5. In concrete terms, Dorothy Day's most lasting contribution to American Catholicism is her co-founding of the Catholic Worker movement and newspaper. How would you describe the fundamental importance of social justice in Day's work, writing, worldview, and legacy?

6. Because this volume is an anthology of Dorothy Day's work rather than any one text in its entirety, a reader can experience Day as a number of different "writers" rolled into one: journalist, essayist, eulogist, hagiographer. Robert Ellsburg sees in the body of Day's work a "… unified vision imposed on a discursive style…" (xiii). What are the distinctions and common threads you see in these different voices of Dorothy Day? What do you make of her own statement concerning her writing (see frontspiece)?

7. In the Gospels, Jesus asks, "Who do you say that I am?" That is, who is Christ? How would Dorothy Day respond to this question? How is understanding her response inseparable from understanding her work and her life?

8. If you had to choose a single word as the key to unlock Dorothy Day's understanding of our purpose as men and women, what would it be, and why?




1. Consider watching Entertaining Angels, a film biography of Dorothy Day, and having a discussion comparing the presentation of events and portrayal of characters in the film to the impressions gained in Dorothy Day’s writings.

2. Consider reading one or two issues of The Catholic Worker in order to see how the publication Dorothy Day founded functions in our own time.

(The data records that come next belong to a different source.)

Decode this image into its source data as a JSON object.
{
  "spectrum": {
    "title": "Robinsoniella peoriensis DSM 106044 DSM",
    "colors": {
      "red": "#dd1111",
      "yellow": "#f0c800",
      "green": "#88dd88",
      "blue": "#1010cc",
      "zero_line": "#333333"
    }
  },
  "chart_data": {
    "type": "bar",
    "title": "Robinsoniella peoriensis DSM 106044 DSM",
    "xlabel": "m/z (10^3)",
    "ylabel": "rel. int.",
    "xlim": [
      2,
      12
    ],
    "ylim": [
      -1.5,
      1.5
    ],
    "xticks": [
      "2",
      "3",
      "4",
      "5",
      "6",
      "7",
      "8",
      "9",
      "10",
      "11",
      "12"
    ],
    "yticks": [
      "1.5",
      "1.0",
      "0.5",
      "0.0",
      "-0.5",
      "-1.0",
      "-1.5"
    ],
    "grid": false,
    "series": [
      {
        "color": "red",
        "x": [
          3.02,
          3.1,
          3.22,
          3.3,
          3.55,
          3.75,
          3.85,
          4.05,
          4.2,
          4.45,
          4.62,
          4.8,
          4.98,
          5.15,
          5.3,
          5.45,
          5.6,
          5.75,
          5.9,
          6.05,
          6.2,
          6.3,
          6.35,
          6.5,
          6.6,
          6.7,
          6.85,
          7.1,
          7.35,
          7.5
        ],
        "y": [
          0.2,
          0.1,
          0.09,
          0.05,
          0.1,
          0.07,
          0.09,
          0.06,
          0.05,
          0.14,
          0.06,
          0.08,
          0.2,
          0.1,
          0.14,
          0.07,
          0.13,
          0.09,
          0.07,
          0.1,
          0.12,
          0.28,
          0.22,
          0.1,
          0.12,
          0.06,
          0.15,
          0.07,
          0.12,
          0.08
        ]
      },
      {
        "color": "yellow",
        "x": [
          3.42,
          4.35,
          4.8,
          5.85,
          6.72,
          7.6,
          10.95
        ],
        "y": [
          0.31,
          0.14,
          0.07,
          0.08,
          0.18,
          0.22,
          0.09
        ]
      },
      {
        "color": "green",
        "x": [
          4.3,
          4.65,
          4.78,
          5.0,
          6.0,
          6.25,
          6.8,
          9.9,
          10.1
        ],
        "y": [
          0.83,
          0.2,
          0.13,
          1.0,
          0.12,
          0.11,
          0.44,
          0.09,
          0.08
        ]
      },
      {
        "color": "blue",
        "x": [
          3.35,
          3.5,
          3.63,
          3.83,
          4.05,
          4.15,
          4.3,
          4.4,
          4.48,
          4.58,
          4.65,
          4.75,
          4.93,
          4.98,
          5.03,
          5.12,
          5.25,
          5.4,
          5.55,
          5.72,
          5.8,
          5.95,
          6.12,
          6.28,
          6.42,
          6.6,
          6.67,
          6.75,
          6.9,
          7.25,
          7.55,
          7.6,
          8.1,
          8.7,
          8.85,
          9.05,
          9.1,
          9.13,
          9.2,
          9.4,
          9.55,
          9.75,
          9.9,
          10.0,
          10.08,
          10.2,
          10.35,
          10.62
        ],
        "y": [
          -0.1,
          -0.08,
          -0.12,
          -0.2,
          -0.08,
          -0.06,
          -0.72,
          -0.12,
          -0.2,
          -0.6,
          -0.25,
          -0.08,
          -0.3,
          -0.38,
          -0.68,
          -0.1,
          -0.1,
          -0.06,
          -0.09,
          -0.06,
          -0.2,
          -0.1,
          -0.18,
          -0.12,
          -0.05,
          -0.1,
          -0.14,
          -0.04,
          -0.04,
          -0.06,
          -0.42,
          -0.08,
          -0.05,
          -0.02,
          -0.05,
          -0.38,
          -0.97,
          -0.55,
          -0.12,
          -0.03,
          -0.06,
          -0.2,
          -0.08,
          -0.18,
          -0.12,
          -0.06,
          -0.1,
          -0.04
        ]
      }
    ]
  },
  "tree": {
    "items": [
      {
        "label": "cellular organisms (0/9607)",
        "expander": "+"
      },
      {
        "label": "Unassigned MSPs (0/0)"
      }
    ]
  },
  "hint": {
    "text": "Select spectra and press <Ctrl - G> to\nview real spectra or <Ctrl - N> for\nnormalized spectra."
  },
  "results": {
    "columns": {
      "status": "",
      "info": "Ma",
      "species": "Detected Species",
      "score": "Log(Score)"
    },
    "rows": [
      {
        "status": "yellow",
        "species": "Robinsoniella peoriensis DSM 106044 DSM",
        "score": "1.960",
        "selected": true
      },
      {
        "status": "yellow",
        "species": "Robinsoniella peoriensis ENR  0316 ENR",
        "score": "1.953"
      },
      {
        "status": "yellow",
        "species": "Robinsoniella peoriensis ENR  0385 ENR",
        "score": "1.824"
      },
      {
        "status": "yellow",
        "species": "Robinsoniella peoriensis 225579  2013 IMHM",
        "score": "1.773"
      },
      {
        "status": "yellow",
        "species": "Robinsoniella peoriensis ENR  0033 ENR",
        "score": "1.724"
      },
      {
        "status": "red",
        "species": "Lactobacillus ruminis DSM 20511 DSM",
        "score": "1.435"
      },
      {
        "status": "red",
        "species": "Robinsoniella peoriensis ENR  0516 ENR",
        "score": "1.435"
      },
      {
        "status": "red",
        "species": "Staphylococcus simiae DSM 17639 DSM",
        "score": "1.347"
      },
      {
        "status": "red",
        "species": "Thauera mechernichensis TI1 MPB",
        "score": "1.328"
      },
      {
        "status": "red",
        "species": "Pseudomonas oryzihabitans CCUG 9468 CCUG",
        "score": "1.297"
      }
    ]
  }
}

What views on political and social issues does it present? How does it invite a reader to see these views in relation to Catholic identity?

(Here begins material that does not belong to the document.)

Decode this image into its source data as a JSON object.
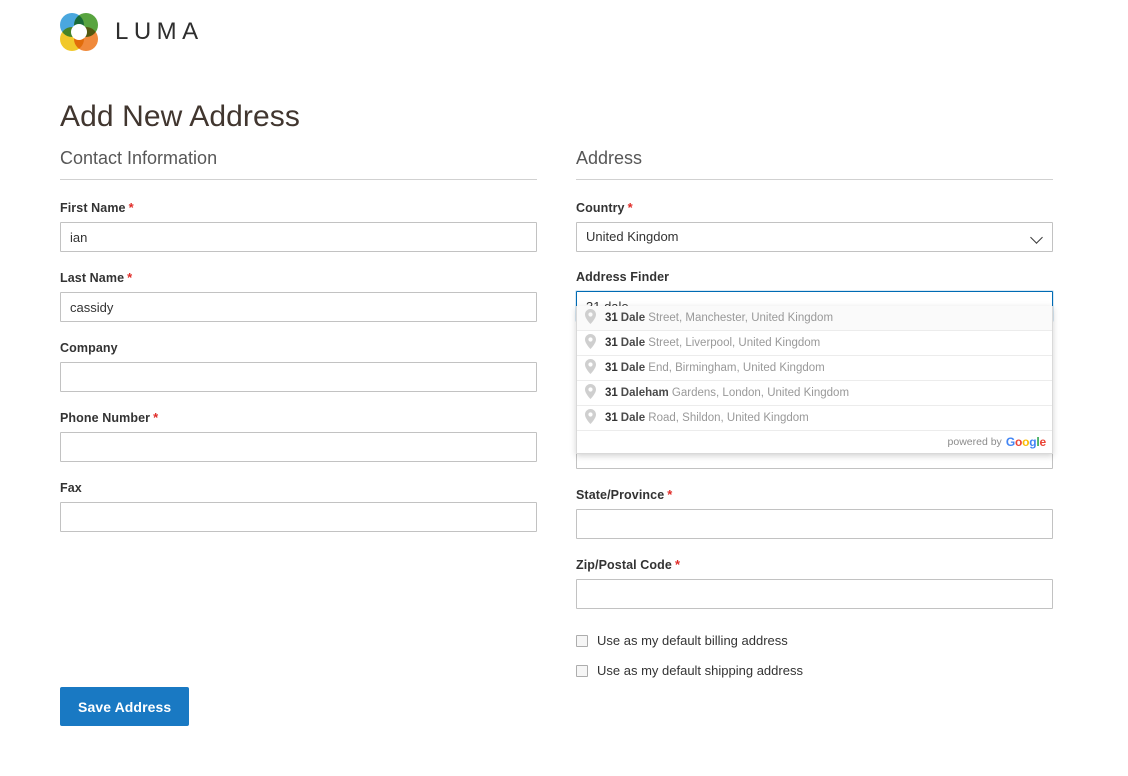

3. Dorothy Day was adamant that any idea of social justice needed to correspond to action in order to make a substantive difference. In this spirit, consider taking on a small community project as a group. For example, you might volunteer at a homeless shelter or collect food for a food bank, either for a single instance or as an on-going project. Doing so would connect the book discussion group to other ministries in the parish or the community.



Prepared By: Ann-Maria Contarino

Date: August 2008


SanDiego2016 sm2







  2016 CLA Convention
Schedule Coming Soon!